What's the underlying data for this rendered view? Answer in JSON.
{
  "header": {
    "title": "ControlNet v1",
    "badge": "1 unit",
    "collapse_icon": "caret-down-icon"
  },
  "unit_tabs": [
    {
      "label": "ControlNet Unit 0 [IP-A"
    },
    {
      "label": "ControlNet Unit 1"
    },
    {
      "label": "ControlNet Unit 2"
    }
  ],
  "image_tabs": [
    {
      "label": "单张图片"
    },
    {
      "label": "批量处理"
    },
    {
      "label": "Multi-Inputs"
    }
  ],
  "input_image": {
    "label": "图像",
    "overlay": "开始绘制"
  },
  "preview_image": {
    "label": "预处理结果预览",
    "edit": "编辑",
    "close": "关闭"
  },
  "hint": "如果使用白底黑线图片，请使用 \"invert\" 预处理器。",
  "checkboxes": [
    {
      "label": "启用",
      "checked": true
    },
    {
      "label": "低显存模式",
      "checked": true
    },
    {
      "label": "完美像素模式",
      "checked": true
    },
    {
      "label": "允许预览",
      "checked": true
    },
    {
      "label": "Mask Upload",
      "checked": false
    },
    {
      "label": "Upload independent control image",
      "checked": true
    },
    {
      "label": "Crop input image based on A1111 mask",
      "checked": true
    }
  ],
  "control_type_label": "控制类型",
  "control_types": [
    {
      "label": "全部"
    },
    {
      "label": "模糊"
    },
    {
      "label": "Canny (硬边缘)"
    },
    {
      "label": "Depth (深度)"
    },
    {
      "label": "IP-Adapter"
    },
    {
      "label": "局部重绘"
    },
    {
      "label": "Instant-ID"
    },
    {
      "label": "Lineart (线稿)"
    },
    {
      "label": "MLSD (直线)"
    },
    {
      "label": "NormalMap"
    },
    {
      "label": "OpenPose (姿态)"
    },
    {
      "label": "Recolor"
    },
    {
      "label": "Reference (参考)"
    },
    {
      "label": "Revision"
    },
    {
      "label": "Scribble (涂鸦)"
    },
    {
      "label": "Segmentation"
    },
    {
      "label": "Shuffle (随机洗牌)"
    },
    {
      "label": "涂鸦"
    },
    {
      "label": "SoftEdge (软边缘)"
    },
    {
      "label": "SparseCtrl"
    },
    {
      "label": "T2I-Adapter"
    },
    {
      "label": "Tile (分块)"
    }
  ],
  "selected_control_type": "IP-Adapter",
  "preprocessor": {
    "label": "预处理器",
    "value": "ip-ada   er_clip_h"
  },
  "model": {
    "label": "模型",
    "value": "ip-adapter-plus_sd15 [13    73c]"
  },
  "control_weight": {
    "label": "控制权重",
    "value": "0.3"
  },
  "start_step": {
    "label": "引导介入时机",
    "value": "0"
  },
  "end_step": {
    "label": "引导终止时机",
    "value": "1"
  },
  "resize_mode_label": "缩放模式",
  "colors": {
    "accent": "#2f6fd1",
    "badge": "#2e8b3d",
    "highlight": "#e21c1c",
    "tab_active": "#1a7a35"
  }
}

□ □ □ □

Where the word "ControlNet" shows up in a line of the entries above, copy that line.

- Written reply -
    "title": "ControlNet v1",
      "label": "ControlNet Unit 0 [IP-A"
      "label": "ControlNet Unit 1"
      "label": "ControlNet Unit 2"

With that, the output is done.